The string of revolutionary techno singles began with “Alleys of Your Mind” in 1981 and peaked with hits like “No UFOs,” “Strings of Life,” and “Good Life” which sold thousands of records and became popular on dance floors across not just the USA but also in Europe. A few years later, the key players of Detroit Techno opened a club; The Music Institute. Even though it was short-lived, many of the club’s patrons would emerge as the second wave of Detroit techno in the early 1990s.

Legendary Techno producer Richie Hawtin began his career djing in the city when he was only 17. His father was a technical engineer at General Motors and a huge fan of Kraftwerk and Tangerine Dream therefore he introduced Hawtin to electronic sounds since a young age. Together with Canadian DJ John Acquaviva, he founded the label Plus-8 in 1989 and started to release tracks under the pseudonym F.U.S.E which many critics consider one pioneer of IDM (Intelligent Dance Music).

Around the same time Techno spreads around Europe and later around the world. After the Berlin Wall fell in 1989, the people once divided by a concrete sphere united to experience a genre of electronic music they never seen before. Inspired by freedom and hedonism several legendary clubs such as Tresor, Der Bunker and E-Werk influenced the overall club culture of the city. Berlin embraced Techno and several abandoned buildings, bunkers and power plants became underground clubs.

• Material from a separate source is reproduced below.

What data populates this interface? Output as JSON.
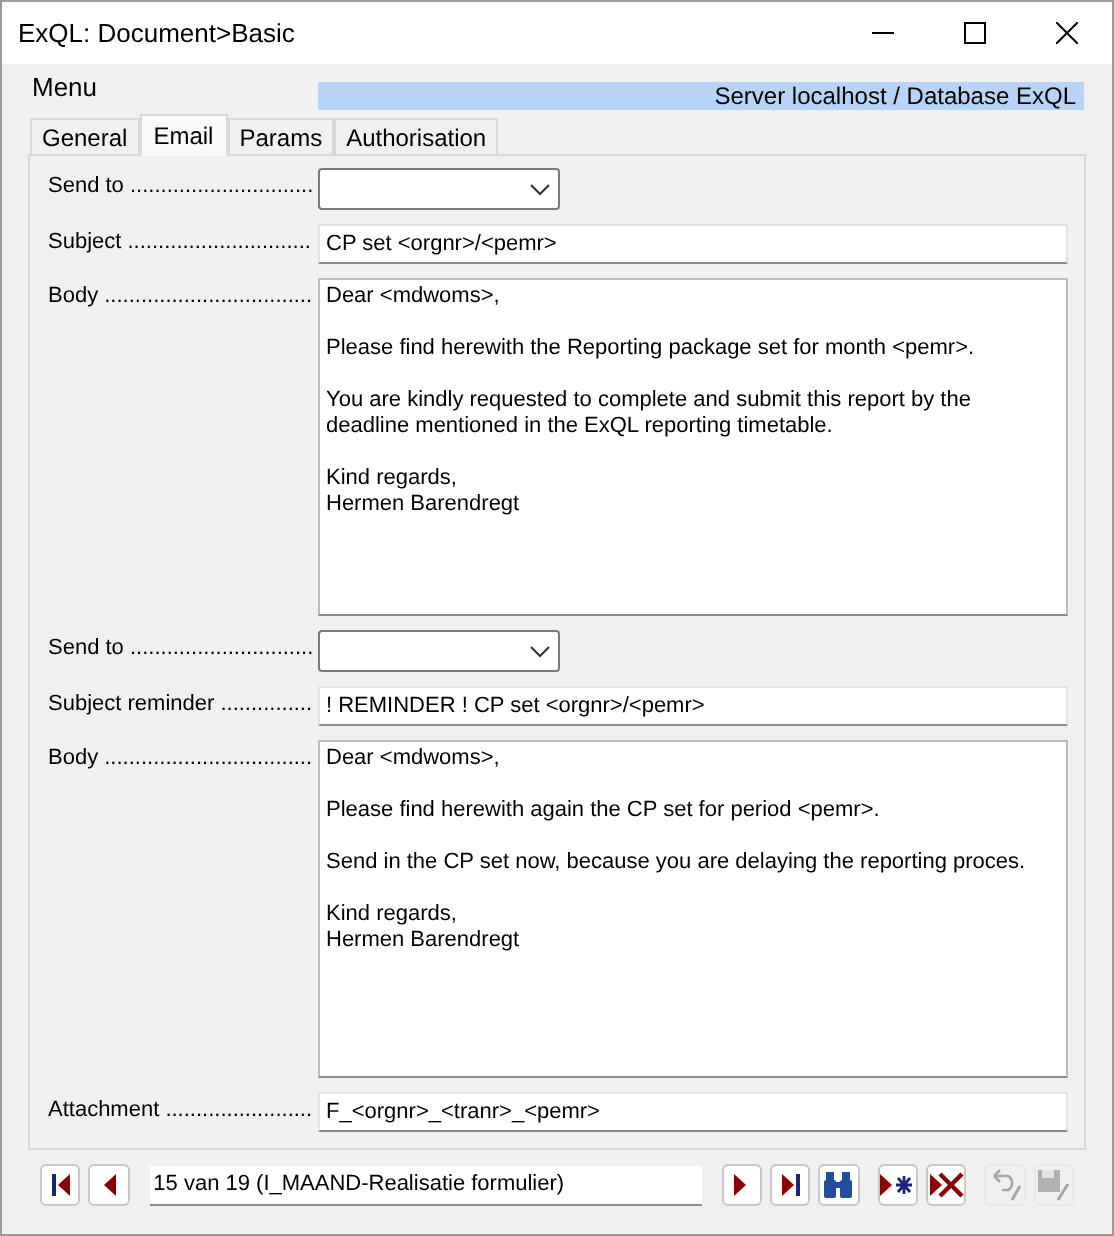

Nowadays in the four corners of the globe you can probably enjoy a Techno party in countless clubs that push this style forward such as Berghain, Fabric and OHM. There are countless of Techno focused festivals around the globe, the biggest example being Time Warp in Germany which gathers thousands of techno heads every April.